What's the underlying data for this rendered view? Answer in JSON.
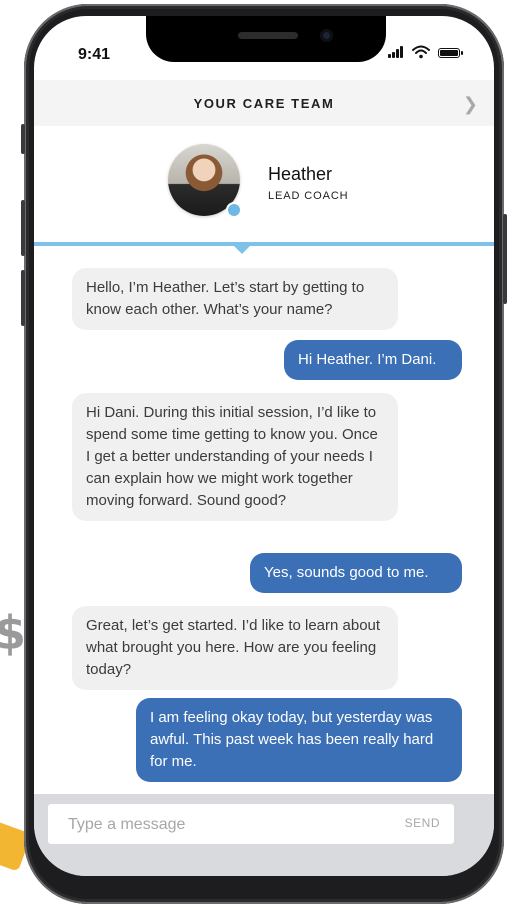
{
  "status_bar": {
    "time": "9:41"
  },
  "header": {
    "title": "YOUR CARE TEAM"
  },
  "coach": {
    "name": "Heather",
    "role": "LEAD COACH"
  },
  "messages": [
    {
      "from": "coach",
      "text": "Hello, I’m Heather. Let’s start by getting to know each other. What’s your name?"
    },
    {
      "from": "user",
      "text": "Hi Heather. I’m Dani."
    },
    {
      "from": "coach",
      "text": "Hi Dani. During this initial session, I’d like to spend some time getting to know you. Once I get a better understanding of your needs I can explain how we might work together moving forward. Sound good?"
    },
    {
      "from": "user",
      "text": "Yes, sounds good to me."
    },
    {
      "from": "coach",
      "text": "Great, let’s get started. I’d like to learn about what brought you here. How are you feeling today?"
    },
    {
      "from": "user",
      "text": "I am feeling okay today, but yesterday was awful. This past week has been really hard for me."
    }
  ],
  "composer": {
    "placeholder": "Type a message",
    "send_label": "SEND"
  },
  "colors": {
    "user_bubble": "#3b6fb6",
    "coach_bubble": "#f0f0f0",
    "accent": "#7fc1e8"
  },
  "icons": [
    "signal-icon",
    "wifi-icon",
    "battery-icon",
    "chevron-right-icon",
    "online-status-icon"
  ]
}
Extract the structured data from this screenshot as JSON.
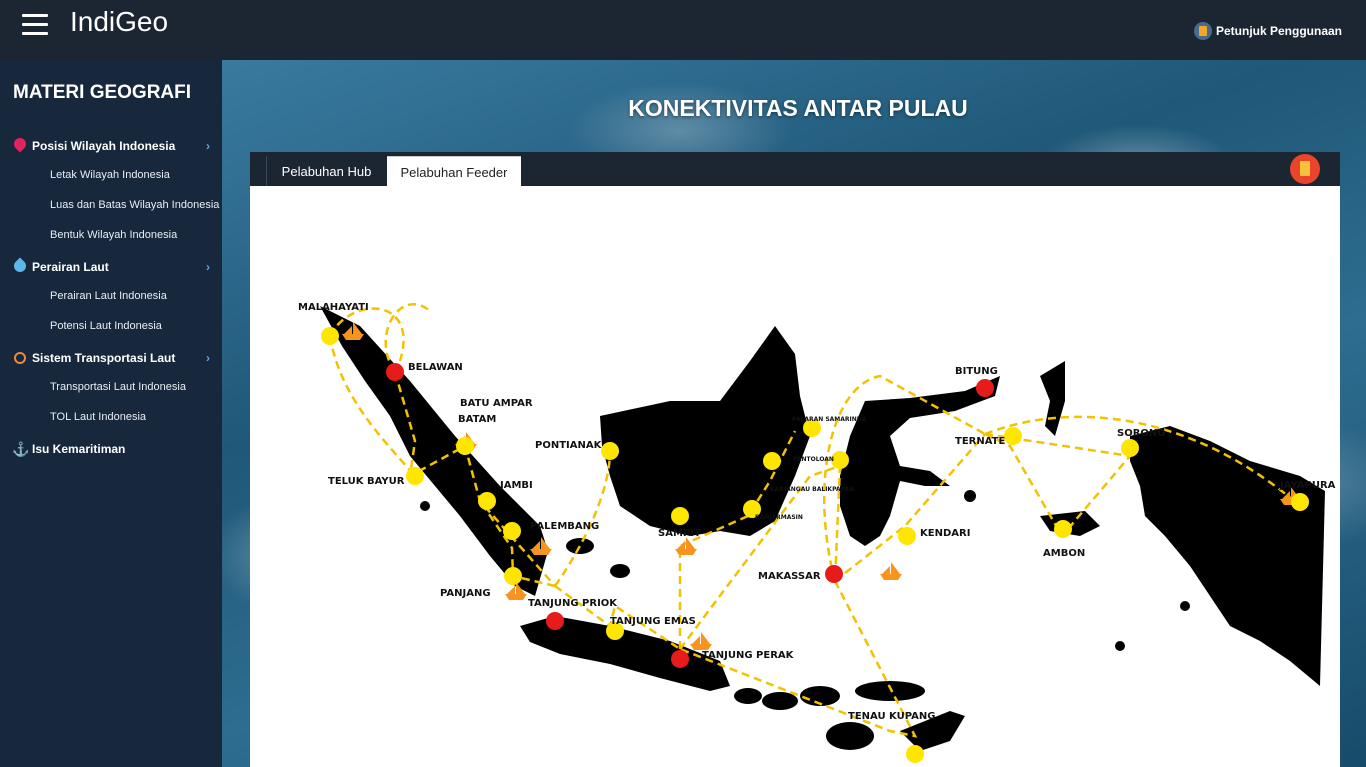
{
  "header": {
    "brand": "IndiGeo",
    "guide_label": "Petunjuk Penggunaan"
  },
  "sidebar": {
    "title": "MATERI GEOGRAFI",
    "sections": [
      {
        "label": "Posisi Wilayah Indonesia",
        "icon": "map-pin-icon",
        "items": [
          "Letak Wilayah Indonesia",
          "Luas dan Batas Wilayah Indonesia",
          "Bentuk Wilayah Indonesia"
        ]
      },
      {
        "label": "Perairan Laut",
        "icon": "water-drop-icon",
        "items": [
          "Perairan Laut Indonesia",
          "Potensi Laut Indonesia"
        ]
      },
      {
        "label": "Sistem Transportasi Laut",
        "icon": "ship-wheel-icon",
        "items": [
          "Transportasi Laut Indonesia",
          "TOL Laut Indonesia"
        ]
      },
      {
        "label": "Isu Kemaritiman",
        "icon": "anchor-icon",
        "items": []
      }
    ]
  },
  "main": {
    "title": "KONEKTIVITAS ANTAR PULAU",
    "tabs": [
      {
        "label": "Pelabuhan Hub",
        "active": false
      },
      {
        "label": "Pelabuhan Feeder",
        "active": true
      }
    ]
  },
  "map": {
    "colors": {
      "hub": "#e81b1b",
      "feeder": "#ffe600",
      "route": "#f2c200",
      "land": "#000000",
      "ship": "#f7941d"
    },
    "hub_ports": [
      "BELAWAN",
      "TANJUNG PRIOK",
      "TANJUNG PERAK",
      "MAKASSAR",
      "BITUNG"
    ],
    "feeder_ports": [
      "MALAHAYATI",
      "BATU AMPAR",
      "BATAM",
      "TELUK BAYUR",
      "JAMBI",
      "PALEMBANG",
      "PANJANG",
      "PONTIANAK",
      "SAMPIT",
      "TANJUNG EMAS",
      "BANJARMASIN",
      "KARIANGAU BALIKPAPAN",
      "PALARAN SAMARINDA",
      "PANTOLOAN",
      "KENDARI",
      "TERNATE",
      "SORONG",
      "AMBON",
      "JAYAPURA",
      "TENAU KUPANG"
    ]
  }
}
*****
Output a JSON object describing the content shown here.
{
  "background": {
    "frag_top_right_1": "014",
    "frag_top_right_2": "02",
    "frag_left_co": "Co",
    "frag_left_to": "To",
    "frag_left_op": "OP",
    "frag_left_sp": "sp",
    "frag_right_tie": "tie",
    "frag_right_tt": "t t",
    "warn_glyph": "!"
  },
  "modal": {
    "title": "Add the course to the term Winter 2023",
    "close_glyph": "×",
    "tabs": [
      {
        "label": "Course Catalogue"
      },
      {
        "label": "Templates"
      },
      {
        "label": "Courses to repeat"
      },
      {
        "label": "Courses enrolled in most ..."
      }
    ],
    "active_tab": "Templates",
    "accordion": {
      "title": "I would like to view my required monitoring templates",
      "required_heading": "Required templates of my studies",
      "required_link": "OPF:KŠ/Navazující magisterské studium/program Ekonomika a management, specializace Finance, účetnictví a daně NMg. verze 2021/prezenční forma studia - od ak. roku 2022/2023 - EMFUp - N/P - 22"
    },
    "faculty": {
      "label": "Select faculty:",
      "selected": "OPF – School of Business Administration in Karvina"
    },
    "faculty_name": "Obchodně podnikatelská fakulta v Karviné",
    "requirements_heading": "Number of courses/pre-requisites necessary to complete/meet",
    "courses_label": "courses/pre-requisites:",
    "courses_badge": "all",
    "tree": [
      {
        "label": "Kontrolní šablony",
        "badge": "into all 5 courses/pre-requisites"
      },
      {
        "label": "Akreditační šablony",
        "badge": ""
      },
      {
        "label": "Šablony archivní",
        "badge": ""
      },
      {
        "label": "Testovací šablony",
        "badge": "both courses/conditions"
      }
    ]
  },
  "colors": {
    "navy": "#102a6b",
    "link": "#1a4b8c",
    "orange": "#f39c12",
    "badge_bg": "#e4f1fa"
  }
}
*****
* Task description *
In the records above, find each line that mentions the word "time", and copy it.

* Solution to this problem *
    "time": "9:41"
      "text": "Hi Dani. During this initial session, I’d like to spend some time getting to know you. Once I get a better understanding of your needs I can explain how we might work together moving forward. Sound good?"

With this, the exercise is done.